Your assignment:
The listing that follows must be retyped in full, exactly.

Raw data:

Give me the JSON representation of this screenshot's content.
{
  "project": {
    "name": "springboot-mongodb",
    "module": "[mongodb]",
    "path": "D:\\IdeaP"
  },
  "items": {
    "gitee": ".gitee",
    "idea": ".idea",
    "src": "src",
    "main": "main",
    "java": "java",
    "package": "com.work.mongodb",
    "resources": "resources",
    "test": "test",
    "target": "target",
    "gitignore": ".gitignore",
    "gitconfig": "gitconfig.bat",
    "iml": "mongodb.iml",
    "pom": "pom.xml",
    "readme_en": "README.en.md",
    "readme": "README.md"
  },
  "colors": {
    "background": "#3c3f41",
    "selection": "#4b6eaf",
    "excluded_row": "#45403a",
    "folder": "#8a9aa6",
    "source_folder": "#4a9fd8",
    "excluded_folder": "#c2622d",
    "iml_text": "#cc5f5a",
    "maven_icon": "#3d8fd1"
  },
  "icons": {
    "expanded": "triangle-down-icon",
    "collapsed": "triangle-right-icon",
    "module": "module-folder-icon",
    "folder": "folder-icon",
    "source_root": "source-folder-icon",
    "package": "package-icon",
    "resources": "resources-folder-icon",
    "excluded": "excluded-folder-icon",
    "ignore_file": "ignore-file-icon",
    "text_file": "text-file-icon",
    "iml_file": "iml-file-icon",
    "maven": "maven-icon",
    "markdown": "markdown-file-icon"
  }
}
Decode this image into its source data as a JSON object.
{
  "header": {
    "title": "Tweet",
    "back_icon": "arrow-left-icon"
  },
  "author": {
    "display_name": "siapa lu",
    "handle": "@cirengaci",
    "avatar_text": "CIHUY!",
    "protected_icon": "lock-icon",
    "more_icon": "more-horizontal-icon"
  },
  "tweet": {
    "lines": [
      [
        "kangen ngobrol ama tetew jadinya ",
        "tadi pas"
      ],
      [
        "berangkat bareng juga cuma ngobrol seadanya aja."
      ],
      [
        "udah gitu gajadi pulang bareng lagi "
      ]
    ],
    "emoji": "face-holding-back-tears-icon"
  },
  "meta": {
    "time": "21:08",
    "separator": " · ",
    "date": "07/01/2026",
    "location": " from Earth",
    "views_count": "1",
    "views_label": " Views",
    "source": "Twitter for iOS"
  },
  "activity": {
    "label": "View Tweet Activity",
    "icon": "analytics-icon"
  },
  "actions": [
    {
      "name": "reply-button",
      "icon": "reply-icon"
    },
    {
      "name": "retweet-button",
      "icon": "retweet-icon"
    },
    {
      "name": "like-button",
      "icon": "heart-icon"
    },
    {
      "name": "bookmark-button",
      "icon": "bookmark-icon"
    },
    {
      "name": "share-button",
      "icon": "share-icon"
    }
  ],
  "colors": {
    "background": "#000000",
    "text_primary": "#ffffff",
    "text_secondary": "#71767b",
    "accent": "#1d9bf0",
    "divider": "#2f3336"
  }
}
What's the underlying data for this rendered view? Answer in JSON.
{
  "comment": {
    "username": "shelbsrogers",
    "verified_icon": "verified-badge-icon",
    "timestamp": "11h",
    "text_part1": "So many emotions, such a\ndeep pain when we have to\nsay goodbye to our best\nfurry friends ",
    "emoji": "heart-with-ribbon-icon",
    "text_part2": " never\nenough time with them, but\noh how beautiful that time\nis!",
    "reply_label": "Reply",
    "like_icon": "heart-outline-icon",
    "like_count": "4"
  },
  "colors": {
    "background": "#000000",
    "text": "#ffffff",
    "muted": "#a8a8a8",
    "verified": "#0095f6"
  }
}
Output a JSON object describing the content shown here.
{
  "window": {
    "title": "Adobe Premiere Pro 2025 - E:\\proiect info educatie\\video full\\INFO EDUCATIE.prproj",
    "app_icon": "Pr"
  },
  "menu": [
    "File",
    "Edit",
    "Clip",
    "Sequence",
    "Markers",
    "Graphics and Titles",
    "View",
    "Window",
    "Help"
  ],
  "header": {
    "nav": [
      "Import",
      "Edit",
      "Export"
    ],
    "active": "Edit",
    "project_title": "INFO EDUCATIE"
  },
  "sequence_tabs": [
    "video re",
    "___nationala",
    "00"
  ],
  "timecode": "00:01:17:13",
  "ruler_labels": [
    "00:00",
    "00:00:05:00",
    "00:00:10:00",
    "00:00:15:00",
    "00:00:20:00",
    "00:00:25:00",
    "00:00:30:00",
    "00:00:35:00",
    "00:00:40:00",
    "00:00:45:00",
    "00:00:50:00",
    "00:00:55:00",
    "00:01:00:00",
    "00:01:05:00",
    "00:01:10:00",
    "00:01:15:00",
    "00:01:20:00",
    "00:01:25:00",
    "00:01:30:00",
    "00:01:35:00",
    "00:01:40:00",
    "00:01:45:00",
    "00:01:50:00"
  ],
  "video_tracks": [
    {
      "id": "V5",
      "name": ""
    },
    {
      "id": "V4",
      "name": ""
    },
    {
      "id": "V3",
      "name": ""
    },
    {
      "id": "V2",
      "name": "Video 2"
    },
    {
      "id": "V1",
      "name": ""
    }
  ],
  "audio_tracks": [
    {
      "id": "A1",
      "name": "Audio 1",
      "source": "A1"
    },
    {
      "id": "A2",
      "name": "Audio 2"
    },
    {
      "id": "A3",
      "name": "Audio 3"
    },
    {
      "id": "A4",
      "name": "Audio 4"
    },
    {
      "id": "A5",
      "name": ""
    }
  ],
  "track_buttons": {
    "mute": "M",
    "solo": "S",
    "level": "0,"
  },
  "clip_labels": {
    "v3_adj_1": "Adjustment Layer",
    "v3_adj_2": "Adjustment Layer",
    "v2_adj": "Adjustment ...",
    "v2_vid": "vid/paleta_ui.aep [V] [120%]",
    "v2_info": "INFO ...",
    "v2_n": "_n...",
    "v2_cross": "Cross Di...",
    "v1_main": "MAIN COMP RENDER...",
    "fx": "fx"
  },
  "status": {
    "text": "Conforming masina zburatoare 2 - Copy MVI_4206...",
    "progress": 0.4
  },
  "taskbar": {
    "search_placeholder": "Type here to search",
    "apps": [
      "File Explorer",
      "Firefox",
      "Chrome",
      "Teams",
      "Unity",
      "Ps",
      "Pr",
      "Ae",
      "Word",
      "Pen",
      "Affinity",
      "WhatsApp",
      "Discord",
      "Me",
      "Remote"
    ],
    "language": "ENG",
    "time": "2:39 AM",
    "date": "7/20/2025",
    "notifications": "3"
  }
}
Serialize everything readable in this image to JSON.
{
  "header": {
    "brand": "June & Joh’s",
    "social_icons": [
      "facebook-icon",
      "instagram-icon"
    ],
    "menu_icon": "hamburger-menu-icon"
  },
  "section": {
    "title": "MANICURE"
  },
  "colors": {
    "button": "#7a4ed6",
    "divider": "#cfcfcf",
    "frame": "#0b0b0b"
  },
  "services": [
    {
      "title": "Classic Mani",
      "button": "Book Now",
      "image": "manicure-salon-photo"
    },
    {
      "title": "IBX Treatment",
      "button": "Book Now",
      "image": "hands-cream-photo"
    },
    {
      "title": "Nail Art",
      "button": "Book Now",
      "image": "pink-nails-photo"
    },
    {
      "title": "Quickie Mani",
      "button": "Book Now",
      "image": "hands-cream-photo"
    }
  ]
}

Your response:
Give me the JSON representation of this screenshot's content.
{
  "project": {
    "name": "springboot-mongodb",
    "module": "[mongodb]",
    "path": "D:\\IdeaP"
  },
  "items": {
    "gitee": ".gitee",
    "idea": ".idea",
    "src": "src",
    "main": "main",
    "java": "java",
    "package": "com.work.mongodb",
    "resources": "resources",
    "test": "test",
    "target": "target",
    "gitignore": ".gitignore",
    "gitconfig": "gitconfig.bat",
    "iml": "mongodb.iml",
    "pom": "pom.xml",
    "readme_en": "README.en.md",
    "readme": "README.md"
  },
  "colors": {
    "background": "#3c3f41",
    "selection": "#4b6eaf",
    "excluded_row": "#45403a",
    "folder": "#8a9aa6",
    "source_folder": "#4a9fd8",
    "excluded_folder": "#c2622d",
    "iml_text": "#cc5f5a",
    "maven_icon": "#3d8fd1"
  },
  "icons": {
    "expanded": "triangle-down-icon",
    "collapsed": "triangle-right-icon",
    "module": "module-folder-icon",
    "folder": "folder-icon",
    "source_root": "source-folder-icon",
    "package": "package-icon",
    "resources": "resources-folder-icon",
    "excluded": "excluded-folder-icon",
    "ignore_file": "ignore-file-icon",
    "text_file": "text-file-icon",
    "iml_file": "iml-file-icon",
    "maven": "maven-icon",
    "markdown": "markdown-file-icon"
  }
}
Decode this image into its source data as a JSON object.
{
  "header": {
    "title": "Tweet",
    "back_icon": "arrow-left-icon"
  },
  "author": {
    "display_name": "siapa lu",
    "handle": "@cirengaci",
    "avatar_text": "CIHUY!",
    "protected_icon": "lock-icon",
    "more_icon": "more-horizontal-icon"
  },
  "tweet": {
    "lines": [
      [
        "kangen ngobrol ama tetew jadinya ",
        "tadi pas"
      ],
      [
        "berangkat bareng juga cuma ngobrol seadanya aja."
      ],
      [
        "udah gitu gajadi pulang bareng lagi "
      ]
    ],
    "emoji": "face-holding-back-tears-icon"
  },
  "meta": {
    "time": "21:08",
    "separator": " · ",
    "date": "07/01/2026",
    "location": " from Earth",
    "views_count": "1",
    "views_label": " Views",
    "source": "Twitter for iOS"
  },
  "activity": {
    "label": "View Tweet Activity",
    "icon": "analytics-icon"
  },
  "actions": [
    {
      "name": "reply-button",
      "icon": "reply-icon"
    },
    {
      "name": "retweet-button",
      "icon": "retweet-icon"
    },
    {
      "name": "like-button",
      "icon": "heart-icon"
    },
    {
      "name": "bookmark-button",
      "icon": "bookmark-icon"
    },
    {
      "name": "share-button",
      "icon": "share-icon"
    }
  ],
  "colors": {
    "background": "#000000",
    "text_primary": "#ffffff",
    "text_secondary": "#71767b",
    "accent": "#1d9bf0",
    "divider": "#2f3336"
  }
}
What's the underlying data for this rendered view? Answer in JSON.
{
  "comment": {
    "username": "shelbsrogers",
    "verified_icon": "verified-badge-icon",
    "timestamp": "11h",
    "text_part1": "So many emotions, such a\ndeep pain when we have to\nsay goodbye to our best\nfurry friends ",
    "emoji": "heart-with-ribbon-icon",
    "text_part2": " never\nenough time with them, but\noh how beautiful that time\nis!",
    "reply_label": "Reply",
    "like_icon": "heart-outline-icon",
    "like_count": "4"
  },
  "colors": {
    "background": "#000000",
    "text": "#ffffff",
    "muted": "#a8a8a8",
    "verified": "#0095f6"
  }
}
Output a JSON object describing the content shown here.
{
  "window": {
    "title": "Adobe Premiere Pro 2025 - E:\\proiect info educatie\\video full\\INFO EDUCATIE.prproj",
    "app_icon": "Pr"
  },
  "menu": [
    "File",
    "Edit",
    "Clip",
    "Sequence",
    "Markers",
    "Graphics and Titles",
    "View",
    "Window",
    "Help"
  ],
  "header": {
    "nav": [
      "Import",
      "Edit",
      "Export"
    ],
    "active": "Edit",
    "project_title": "INFO EDUCATIE"
  },
  "sequence_tabs": [
    "video re",
    "___nationala",
    "00"
  ],
  "timecode": "00:01:17:13",
  "ruler_labels": [
    "00:00",
    "00:00:05:00",
    "00:00:10:00",
    "00:00:15:00",
    "00:00:20:00",
    "00:00:25:00",
    "00:00:30:00",
    "00:00:35:00",
    "00:00:40:00",
    "00:00:45:00",
    "00:00:50:00",
    "00:00:55:00",
    "00:01:00:00",
    "00:01:05:00",
    "00:01:10:00",
    "00:01:15:00",
    "00:01:20:00",
    "00:01:25:00",
    "00:01:30:00",
    "00:01:35:00",
    "00:01:40:00",
    "00:01:45:00",
    "00:01:50:00"
  ],
  "video_tracks": [
    {
      "id": "V5",
      "name": ""
    },
    {
      "id": "V4",
      "name": ""
    },
    {
      "id": "V3",
      "name": ""
    },
    {
      "id": "V2",
      "name": "Video 2"
    },
    {
      "id": "V1",
      "name": ""
    }
  ],
  "audio_tracks": [
    {
      "id": "A1",
      "name": "Audio 1",
      "source": "A1"
    },
    {
      "id": "A2",
      "name": "Audio 2"
    },
    {
      "id": "A3",
      "name": "Audio 3"
    },
    {
      "id": "A4",
      "name": "Audio 4"
    },
    {
      "id": "A5",
      "name": ""
    }
  ],
  "track_buttons": {
    "mute": "M",
    "solo": "S",
    "level": "0,"
  },
  "clip_labels": {
    "v3_adj_1": "Adjustment Layer",
    "v3_adj_2": "Adjustment Layer",
    "v2_adj": "Adjustment ...",
    "v2_vid": "vid/paleta_ui.aep [V] [120%]",
    "v2_info": "INFO ...",
    "v2_n": "_n...",
    "v2_cross": "Cross Di...",
    "v1_main": "MAIN COMP RENDER...",
    "fx": "fx"
  },
  "status": {
    "text": "Conforming masina zburatoare 2 - Copy MVI_4206...",
    "progress": 0.4
  },
  "taskbar": {
    "search_placeholder": "Type here to search",
    "apps": [
      "File Explorer",
      "Firefox",
      "Chrome",
      "Teams",
      "Unity",
      "Ps",
      "Pr",
      "Ae",
      "Word",
      "Pen",
      "Affinity",
      "WhatsApp",
      "Discord",
      "Me",
      "Remote"
    ],
    "language": "ENG",
    "time": "2:39 AM",
    "date": "7/20/2025",
    "notifications": "3"
  }
}
Serialize everything readable in this image to JSON.
{
  "header": {
    "brand": "June & Joh’s",
    "social_icons": [
      "facebook-icon",
      "instagram-icon"
    ],
    "menu_icon": "hamburger-menu-icon"
  },
  "section": {
    "title": "MANICURE"
  },
  "colors": {
    "button": "#7a4ed6",
    "divider": "#cfcfcf",
    "frame": "#0b0b0b"
  },
  "services": [
    {
      "title": "Classic Mani",
      "button": "Book Now",
      "image": "manicure-salon-photo"
    },
    {
      "title": "IBX Treatment",
      "button": "Book Now",
      "image": "hands-cream-photo"
    },
    {
      "title": "Nail Art",
      "button": "Book Now",
      "image": "pink-nails-photo"
    },
    {
      "title": "Quickie Mani",
      "button": "Book Now",
      "image": "hands-cream-photo"
    }
  ]
}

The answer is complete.